● **Task to carry out**:
All of the data that follows should be retyped exactly, please, except the pictures.

Data excerpts:
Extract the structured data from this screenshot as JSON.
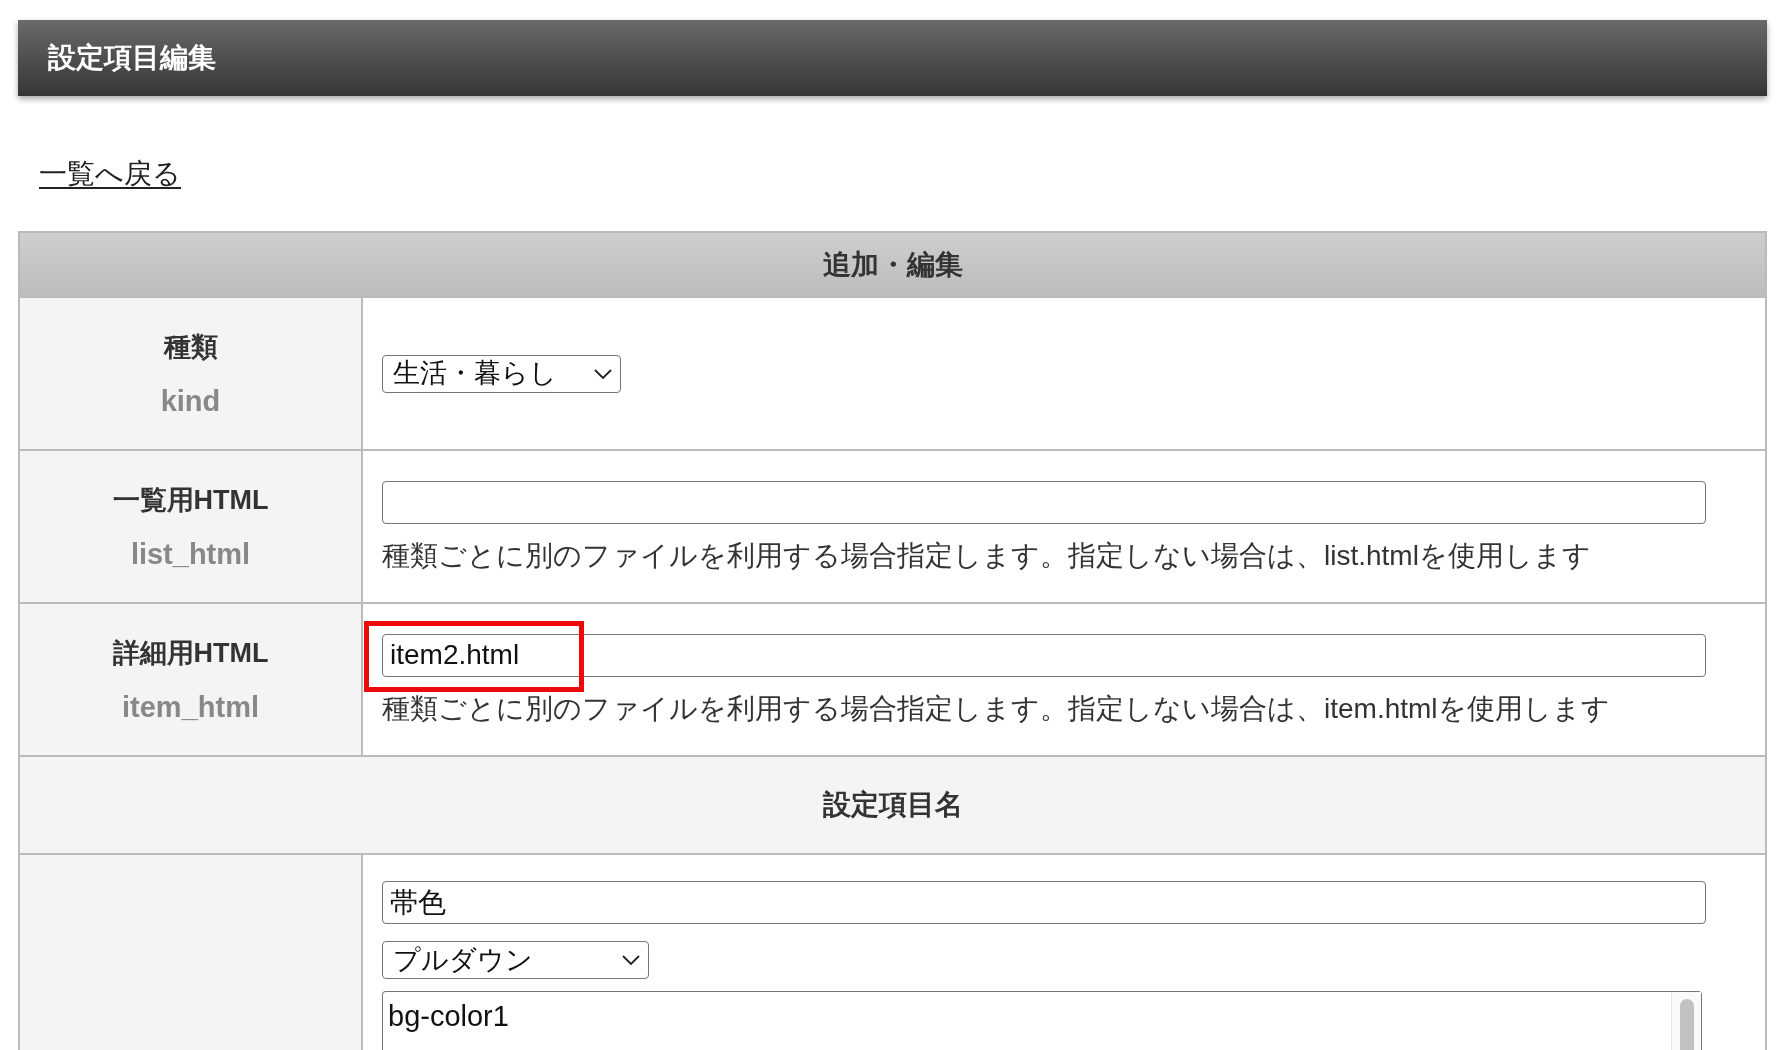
{
  "header": {
    "title": "設定項目編集"
  },
  "back_link": {
    "label": "一覧へ戻る"
  },
  "form": {
    "heading": "追加・編集",
    "rows": [
      {
        "kind": "select",
        "label": "種類",
        "sublabel": "kind",
        "value": "生活・暮らし",
        "highlighted": false
      },
      {
        "kind": "text",
        "label": "一覧用HTML",
        "sublabel": "list_html",
        "hint": "種類ごとに別のファイルを利用する場合指定します。指定しない場合は、list.htmlを使用します",
        "highlighted": false
      },
      {
        "kind": "text",
        "label": "詳細用HTML",
        "sublabel": "item_html",
        "value": "item2.html",
        "hint": "種類ごとに別のファイルを利用する場合指定します。指定しない場合は、item.htmlを使用します",
        "highlighted": true
      }
    ]
  },
  "settings": {
    "heading": "設定項目名",
    "items": [
      {
        "name": "帯色",
        "input_type": "プルダウン",
        "options": [
          "bg-color1"
        ]
      }
    ]
  }
}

● **Reply to the exercise**:
Extract the structured data from this screenshot as JSON.
{
  "header": {
    "title": "設定項目編集"
  },
  "back_link": {
    "label": "一覧へ戻る"
  },
  "form": {
    "heading": "追加・編集",
    "rows": [
      {
        "kind": "select",
        "label": "種類",
        "sublabel": "kind",
        "value": "生活・暮らし",
        "highlighted": false
      },
      {
        "kind": "text",
        "label": "一覧用HTML",
        "sublabel": "list_html",
        "hint": "種類ごとに別のファイルを利用する場合指定します。指定しない場合は、list.htmlを使用します",
        "highlighted": false
      },
      {
        "kind": "text",
        "label": "詳細用HTML",
        "sublabel": "item_html",
        "value": "item2.html",
        "hint": "種類ごとに別のファイルを利用する場合指定します。指定しない場合は、item.htmlを使用します",
        "highlighted": true
      }
    ]
  },
  "settings": {
    "heading": "設定項目名",
    "items": [
      {
        "name": "帯色",
        "input_type": "プルダウン",
        "options": [
          "bg-color1"
        ]
      }
    ]
  }
}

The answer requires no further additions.